** Information given follows **

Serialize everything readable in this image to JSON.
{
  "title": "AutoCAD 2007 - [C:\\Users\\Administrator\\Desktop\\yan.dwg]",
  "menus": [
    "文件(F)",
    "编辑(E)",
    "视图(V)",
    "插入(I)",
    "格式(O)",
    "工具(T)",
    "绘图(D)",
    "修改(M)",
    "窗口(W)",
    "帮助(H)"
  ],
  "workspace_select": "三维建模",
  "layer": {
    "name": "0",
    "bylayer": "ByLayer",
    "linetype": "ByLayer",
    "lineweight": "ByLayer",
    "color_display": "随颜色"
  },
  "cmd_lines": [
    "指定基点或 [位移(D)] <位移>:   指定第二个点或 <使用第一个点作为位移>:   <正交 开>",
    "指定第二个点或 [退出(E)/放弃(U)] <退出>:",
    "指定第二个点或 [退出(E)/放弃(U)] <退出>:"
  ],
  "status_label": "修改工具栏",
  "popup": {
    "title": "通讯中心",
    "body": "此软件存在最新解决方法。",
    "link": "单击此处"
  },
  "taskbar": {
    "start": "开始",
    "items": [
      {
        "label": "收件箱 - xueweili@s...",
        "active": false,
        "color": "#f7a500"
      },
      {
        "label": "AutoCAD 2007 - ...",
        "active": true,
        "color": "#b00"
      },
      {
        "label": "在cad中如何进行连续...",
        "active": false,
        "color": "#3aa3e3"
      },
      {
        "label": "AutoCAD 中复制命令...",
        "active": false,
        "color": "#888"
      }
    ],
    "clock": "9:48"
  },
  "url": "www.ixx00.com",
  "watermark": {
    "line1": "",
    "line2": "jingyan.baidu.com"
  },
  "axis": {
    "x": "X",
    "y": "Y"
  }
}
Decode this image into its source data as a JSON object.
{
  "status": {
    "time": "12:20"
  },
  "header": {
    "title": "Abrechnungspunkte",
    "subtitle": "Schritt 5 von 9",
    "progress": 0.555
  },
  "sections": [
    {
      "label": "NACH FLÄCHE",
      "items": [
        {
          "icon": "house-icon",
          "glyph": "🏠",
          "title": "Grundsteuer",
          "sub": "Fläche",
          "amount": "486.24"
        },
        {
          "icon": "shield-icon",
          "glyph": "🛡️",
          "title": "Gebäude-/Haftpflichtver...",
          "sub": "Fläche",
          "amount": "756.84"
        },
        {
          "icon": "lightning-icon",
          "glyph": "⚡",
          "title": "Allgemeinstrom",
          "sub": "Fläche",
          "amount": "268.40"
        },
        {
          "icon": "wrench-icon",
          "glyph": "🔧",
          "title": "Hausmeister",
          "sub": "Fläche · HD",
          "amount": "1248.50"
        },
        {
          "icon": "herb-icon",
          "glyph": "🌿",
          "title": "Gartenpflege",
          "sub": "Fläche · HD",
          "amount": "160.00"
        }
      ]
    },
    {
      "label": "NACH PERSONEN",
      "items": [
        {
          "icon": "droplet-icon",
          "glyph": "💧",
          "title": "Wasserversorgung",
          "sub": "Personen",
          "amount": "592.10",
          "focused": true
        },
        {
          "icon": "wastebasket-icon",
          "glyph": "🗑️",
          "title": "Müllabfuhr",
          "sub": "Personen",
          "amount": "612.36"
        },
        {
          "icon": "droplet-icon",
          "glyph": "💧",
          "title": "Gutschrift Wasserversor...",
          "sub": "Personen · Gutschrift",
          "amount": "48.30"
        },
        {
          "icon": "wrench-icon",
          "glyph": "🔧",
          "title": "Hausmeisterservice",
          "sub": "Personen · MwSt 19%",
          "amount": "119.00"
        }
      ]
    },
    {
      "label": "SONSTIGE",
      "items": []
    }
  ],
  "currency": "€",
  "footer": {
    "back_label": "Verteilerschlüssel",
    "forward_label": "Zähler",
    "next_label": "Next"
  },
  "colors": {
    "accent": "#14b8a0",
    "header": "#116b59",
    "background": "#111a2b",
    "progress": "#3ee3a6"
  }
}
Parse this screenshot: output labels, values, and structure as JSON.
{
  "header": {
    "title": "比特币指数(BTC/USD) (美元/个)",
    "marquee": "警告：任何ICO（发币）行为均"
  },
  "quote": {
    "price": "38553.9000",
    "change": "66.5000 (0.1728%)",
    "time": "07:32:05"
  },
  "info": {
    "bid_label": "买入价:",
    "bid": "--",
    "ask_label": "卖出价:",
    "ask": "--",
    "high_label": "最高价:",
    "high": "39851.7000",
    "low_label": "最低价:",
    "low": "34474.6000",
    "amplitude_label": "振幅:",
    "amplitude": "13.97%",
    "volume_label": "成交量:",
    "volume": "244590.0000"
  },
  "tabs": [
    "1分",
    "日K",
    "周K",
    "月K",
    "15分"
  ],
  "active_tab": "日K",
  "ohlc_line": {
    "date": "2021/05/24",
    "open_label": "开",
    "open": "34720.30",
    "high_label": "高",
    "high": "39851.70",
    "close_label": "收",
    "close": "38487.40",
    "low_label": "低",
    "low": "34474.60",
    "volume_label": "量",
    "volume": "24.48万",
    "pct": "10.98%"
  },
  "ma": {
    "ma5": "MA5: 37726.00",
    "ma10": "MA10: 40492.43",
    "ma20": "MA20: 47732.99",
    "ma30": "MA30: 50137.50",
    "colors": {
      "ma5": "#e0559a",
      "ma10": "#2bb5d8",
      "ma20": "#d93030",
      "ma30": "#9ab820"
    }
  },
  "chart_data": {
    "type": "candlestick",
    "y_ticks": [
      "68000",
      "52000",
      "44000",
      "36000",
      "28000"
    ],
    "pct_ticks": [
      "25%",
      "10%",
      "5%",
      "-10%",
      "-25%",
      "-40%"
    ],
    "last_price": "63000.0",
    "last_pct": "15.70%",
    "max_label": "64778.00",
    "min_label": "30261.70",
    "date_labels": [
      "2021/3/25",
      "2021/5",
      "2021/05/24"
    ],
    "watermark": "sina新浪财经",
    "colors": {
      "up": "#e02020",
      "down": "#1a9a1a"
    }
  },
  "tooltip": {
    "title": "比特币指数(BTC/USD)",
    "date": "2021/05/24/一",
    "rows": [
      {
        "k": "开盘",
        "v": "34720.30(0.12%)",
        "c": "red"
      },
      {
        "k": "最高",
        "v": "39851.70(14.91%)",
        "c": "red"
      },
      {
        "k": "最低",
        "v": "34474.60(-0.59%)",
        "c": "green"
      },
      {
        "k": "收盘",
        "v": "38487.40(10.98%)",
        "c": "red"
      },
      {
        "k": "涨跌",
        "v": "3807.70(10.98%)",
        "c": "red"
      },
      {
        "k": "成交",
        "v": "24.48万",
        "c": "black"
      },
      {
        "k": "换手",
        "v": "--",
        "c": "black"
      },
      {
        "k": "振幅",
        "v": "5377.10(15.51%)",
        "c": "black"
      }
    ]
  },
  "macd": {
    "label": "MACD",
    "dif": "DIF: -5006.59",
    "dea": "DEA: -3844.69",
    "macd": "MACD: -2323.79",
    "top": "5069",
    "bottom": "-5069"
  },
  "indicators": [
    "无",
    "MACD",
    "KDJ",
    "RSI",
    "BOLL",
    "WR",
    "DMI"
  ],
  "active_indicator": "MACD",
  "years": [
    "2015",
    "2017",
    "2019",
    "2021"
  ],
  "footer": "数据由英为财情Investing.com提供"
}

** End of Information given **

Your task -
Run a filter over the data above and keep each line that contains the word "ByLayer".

Your solution -
    "bylayer": "ByLayer",
    "linetype": "ByLayer",
    "lineweight": "ByLayer",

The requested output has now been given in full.